It doesn’t much matter who I am.
If you read ArabLit, you’re probably here for news of Arabic literature, or fresh literary voices, or chitter-chatter about Arabic-English translation. Does M. Lynx Qualey, the person behind this blog, really have three small children? Did she move to Cairo in August 2001? Does she drive slowly and cough violently at second-hand smoke? Well, yes. Does it matter? Not really.
After all, this blog is not about M. Lynx Qualey. It’s about Arab and Arabic literatures, and thus honesty of critique matters far more than veracity of biographical detail.

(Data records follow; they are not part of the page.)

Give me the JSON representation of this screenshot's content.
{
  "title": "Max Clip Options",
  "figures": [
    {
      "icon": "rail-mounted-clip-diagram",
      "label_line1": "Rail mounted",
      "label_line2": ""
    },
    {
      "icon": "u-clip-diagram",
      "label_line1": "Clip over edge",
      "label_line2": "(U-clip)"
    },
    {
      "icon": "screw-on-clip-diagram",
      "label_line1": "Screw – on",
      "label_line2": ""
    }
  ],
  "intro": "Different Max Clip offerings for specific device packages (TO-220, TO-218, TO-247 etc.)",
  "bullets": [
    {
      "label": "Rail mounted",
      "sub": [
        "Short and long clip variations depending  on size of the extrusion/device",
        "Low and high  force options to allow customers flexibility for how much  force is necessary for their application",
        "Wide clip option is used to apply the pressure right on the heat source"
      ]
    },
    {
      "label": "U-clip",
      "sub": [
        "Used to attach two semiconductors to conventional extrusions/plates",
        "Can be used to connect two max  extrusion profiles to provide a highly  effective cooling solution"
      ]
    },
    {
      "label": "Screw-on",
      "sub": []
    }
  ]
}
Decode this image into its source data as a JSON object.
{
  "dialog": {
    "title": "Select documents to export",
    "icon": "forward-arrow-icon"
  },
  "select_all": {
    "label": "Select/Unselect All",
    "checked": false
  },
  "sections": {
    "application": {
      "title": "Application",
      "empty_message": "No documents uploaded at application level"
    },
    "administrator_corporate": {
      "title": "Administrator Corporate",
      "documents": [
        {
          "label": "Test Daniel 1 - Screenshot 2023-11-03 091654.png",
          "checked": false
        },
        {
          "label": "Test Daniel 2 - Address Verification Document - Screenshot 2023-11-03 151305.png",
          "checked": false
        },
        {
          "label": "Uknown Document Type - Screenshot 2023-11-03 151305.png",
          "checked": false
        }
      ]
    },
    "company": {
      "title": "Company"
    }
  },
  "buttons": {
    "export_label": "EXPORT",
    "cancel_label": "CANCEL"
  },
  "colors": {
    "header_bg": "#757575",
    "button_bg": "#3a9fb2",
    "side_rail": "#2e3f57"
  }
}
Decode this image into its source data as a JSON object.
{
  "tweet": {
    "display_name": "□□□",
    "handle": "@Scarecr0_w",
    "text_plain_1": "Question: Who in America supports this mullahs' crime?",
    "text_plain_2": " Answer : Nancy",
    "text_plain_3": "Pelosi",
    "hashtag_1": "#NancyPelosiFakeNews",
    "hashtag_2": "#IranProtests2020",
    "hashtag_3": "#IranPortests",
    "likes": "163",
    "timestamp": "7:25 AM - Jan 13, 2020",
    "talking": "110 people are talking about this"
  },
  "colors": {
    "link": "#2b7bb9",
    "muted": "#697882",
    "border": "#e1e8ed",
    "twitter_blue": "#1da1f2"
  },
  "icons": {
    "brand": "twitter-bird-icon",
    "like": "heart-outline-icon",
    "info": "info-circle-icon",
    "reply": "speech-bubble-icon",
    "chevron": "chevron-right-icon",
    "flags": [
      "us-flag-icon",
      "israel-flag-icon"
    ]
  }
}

Yet with some blogs, biographical detail does matter. With some, it matters deeply. This is particularly the case when biographical details motivate not just real-world sympathies, but real-world actions. In the world of blogs, a bisexual female who writes of being a rape survivor sometimes turns out to be a middle-aged man, and those who extended their sympathy and support feel betrayed. In the world of books, sometimes a writer who says he’s been kidnapped by the Taliban and asks the masses to donate to his causes, well, you know.
So if a talented poet-blogger (or a blogger’s cousin) says she’s been kidnapped by the Syrian government and unjustly imprisoned, like so many others? And if there is no real verification outside the world of that blog? You want and don’t want it to be true.
Certainly, we are all inventing ourselves. In a sense, sure, everything that’s out there is fiction. Humans are always telling stories about ourselves; that’s how we thread a singular “I” through our lives. And yet I’d be lying if I claimed not to have a strong visceral reaction to the feeling that I’ve been fooled.
So, even though I don’t like sharing personal information, this felt like a day to out myself. I believe this is the only piece of memoir I’ve written although that, I suppose, could be wrong.